TASK DIRECTIONS: Please copy each line from the entries that contains the string "Dias".
+---+
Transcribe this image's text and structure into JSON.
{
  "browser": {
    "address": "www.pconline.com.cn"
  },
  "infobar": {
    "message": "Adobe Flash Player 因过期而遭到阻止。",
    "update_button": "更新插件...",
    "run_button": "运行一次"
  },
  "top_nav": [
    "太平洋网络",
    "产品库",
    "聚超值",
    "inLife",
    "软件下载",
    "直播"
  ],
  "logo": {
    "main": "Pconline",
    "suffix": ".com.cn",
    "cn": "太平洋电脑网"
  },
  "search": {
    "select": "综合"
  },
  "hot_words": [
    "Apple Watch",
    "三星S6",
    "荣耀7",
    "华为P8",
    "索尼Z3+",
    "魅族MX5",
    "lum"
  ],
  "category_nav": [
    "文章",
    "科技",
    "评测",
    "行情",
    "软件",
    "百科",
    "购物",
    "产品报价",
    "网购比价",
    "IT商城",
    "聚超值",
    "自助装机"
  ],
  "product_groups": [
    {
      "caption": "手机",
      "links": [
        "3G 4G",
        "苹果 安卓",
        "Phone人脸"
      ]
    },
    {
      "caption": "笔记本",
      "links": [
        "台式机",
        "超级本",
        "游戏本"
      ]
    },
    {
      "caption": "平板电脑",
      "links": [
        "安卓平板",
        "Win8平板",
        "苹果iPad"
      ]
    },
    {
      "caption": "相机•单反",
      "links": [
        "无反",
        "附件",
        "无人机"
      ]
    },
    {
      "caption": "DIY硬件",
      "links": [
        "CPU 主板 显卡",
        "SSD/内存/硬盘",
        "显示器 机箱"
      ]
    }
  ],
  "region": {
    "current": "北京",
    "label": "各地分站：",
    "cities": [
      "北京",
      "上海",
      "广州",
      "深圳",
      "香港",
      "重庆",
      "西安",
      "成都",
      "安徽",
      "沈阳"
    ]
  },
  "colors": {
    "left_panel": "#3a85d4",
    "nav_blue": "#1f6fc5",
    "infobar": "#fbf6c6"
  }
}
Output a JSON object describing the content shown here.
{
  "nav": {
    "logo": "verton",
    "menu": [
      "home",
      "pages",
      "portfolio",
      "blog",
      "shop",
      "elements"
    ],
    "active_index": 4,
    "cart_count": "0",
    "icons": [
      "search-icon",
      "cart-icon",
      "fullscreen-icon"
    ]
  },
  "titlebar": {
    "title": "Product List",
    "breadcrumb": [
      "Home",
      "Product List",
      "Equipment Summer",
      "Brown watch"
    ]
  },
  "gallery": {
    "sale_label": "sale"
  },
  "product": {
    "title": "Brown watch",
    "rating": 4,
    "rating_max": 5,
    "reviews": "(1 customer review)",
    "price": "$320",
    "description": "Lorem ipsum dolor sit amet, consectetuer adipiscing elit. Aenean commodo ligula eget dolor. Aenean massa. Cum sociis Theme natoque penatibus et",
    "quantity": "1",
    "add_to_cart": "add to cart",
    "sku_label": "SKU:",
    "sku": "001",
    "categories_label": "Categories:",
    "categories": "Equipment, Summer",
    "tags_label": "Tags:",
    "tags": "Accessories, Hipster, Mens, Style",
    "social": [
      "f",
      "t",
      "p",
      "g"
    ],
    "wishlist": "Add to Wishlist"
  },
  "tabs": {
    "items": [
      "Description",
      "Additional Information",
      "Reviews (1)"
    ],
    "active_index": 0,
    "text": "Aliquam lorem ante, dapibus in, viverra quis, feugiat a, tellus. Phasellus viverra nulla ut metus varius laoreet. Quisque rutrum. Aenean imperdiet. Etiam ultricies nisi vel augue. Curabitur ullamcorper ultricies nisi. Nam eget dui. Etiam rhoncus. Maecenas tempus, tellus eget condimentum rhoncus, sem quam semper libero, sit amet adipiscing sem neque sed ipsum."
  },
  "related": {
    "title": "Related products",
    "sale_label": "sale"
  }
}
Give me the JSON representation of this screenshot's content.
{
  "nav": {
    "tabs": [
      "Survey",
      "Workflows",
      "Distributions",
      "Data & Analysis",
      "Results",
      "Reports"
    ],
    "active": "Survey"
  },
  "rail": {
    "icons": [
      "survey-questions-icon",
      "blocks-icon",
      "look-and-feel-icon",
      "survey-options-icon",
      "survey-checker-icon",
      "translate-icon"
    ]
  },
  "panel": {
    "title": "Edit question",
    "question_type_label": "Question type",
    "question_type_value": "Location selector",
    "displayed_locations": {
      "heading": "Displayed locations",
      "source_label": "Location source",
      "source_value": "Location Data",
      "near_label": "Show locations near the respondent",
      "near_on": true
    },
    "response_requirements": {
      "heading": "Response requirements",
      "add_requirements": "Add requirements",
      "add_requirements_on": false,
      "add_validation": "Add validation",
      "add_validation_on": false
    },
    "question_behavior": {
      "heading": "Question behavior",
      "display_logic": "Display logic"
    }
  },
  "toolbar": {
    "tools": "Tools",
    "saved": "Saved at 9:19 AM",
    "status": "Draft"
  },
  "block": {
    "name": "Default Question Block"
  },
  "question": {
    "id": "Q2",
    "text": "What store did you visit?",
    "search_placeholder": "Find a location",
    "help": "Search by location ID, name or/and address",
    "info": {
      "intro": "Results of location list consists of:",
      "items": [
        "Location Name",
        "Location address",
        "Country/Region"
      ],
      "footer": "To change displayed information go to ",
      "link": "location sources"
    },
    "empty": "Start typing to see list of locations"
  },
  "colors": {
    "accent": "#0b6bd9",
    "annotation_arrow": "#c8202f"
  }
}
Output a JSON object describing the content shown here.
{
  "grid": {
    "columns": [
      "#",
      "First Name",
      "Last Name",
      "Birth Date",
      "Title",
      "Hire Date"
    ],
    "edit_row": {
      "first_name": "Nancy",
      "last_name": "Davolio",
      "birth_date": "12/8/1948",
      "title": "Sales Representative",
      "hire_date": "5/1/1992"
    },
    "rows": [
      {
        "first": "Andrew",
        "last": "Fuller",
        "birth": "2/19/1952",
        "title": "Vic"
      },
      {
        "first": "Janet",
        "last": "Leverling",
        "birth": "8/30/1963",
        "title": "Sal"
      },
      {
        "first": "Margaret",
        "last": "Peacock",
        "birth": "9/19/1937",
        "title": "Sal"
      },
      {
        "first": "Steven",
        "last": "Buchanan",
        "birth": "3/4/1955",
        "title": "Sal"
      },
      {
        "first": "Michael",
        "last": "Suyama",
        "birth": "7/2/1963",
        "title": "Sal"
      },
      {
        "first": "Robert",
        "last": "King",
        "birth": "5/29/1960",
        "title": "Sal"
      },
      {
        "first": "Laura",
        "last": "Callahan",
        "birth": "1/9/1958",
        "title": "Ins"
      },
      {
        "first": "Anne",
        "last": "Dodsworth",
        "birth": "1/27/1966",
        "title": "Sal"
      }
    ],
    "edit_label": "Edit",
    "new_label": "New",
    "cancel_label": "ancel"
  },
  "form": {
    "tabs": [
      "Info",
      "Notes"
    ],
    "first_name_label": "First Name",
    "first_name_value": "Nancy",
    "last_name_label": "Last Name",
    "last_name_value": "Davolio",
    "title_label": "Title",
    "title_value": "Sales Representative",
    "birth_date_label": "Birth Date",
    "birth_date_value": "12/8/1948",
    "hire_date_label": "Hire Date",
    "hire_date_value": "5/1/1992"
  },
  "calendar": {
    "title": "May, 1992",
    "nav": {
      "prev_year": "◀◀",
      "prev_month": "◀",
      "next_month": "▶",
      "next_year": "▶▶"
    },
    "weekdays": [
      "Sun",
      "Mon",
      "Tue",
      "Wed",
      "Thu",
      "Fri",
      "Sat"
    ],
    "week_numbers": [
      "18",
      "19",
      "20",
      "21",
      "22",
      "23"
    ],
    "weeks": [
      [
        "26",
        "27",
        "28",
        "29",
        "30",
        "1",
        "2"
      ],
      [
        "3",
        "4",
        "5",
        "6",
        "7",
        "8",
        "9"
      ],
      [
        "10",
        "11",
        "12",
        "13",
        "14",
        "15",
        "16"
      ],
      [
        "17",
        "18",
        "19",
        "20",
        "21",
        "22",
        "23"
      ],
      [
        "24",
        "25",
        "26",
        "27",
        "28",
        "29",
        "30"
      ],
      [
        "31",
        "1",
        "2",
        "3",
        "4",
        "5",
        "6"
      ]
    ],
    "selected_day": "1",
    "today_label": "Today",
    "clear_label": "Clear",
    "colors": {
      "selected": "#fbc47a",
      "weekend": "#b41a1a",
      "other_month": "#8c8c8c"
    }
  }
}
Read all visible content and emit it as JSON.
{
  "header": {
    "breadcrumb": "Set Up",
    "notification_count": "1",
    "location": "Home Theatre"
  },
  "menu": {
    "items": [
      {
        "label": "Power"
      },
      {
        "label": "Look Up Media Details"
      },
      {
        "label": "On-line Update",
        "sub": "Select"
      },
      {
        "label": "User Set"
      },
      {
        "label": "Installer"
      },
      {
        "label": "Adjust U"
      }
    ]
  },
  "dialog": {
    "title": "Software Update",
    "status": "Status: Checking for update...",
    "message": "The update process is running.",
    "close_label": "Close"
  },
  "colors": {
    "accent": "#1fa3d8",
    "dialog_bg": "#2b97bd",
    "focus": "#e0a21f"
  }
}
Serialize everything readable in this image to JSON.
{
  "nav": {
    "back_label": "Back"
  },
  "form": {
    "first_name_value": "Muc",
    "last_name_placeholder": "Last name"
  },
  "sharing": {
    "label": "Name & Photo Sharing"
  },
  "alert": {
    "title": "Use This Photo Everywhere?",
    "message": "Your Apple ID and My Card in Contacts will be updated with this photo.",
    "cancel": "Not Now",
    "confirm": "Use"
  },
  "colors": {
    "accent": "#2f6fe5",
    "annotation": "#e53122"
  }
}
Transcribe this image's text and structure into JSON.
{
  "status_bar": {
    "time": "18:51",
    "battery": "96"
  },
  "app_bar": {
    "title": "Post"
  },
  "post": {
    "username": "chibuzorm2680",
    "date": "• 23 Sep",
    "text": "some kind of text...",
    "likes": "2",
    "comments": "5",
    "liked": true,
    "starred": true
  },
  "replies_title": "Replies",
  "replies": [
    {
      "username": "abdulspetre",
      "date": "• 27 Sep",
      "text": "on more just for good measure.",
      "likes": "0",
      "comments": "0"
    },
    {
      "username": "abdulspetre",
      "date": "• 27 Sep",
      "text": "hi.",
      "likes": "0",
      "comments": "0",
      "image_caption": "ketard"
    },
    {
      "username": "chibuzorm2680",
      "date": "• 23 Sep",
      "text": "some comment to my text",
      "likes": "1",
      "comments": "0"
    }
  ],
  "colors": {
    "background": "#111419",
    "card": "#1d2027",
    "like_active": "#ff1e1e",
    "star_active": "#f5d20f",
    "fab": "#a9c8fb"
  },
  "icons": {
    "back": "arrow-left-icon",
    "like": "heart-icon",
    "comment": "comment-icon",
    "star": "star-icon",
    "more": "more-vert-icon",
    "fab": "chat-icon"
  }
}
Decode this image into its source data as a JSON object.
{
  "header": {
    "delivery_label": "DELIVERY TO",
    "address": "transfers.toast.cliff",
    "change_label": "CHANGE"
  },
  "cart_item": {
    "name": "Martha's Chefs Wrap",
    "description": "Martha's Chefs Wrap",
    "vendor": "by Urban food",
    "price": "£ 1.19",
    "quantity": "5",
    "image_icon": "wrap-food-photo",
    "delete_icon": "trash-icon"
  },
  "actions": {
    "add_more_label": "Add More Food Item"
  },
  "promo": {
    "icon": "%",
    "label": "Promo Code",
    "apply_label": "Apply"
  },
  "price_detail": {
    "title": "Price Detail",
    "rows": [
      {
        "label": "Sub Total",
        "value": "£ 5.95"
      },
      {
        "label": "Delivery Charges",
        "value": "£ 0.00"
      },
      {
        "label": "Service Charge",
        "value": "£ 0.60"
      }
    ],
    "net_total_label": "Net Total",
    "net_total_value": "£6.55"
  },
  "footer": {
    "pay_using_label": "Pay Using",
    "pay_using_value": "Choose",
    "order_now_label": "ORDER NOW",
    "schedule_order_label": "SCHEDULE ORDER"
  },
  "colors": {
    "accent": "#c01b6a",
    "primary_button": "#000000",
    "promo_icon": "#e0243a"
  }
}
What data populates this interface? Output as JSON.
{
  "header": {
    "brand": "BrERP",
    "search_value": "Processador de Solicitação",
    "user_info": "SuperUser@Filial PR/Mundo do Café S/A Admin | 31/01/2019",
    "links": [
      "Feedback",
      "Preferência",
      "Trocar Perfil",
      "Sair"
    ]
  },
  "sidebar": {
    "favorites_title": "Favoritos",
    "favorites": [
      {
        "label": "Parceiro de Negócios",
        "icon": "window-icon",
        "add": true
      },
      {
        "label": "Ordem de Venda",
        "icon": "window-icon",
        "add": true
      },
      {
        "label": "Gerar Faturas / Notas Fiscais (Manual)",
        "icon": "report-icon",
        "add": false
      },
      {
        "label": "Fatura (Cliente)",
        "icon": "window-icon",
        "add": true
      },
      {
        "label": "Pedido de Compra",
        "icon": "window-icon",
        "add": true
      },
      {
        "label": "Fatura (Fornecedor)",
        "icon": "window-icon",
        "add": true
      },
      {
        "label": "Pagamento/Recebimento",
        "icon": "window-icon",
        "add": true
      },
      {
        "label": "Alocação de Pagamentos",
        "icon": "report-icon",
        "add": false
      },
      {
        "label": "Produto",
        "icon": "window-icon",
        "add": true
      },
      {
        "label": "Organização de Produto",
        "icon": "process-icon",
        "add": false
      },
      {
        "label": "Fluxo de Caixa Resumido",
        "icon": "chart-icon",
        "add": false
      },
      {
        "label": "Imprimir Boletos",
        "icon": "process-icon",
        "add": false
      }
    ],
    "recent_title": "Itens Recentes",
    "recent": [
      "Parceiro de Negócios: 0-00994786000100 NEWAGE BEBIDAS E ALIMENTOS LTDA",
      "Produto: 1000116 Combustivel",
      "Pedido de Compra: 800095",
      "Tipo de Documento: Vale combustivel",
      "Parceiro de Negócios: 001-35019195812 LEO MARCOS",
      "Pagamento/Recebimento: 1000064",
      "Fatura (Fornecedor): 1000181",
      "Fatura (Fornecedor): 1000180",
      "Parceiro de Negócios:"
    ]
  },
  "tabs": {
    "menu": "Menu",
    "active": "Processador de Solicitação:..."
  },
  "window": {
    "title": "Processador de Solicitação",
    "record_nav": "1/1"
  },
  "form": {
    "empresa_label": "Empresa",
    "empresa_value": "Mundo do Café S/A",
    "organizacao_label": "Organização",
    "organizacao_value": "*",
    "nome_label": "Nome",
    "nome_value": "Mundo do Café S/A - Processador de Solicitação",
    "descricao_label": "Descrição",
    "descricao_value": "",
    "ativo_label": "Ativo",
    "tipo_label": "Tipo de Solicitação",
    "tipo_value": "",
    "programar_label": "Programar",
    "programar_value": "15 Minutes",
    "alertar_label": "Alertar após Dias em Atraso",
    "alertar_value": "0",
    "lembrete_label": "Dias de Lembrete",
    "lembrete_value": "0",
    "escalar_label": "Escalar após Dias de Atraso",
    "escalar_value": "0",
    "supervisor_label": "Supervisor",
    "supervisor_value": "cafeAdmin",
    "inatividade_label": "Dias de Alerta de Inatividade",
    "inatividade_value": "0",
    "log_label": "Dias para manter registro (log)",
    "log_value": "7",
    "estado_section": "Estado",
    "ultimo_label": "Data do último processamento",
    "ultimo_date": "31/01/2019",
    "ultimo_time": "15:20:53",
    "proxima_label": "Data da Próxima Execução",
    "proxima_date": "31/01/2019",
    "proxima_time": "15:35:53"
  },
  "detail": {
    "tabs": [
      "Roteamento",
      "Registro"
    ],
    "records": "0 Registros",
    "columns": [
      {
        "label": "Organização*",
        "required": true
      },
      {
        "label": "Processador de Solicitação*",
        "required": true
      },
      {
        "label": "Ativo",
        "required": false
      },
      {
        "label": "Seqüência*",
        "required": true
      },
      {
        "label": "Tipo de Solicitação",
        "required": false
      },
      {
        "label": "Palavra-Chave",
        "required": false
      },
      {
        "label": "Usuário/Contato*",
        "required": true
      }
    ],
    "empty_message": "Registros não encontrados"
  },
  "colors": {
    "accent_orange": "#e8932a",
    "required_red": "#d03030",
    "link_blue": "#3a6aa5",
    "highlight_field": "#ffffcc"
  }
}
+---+
SOLUTION TO THE PROBLEM:
    "alertar_label": "Alertar após Dias em Atraso",
    "lembrete_label": "Dias de Lembrete",
    "escalar_label": "Escalar após Dias de Atraso",
    "inatividade_label": "Dias de Alerta de Inatividade",
    "log_label": "Dias para manter registro (log)",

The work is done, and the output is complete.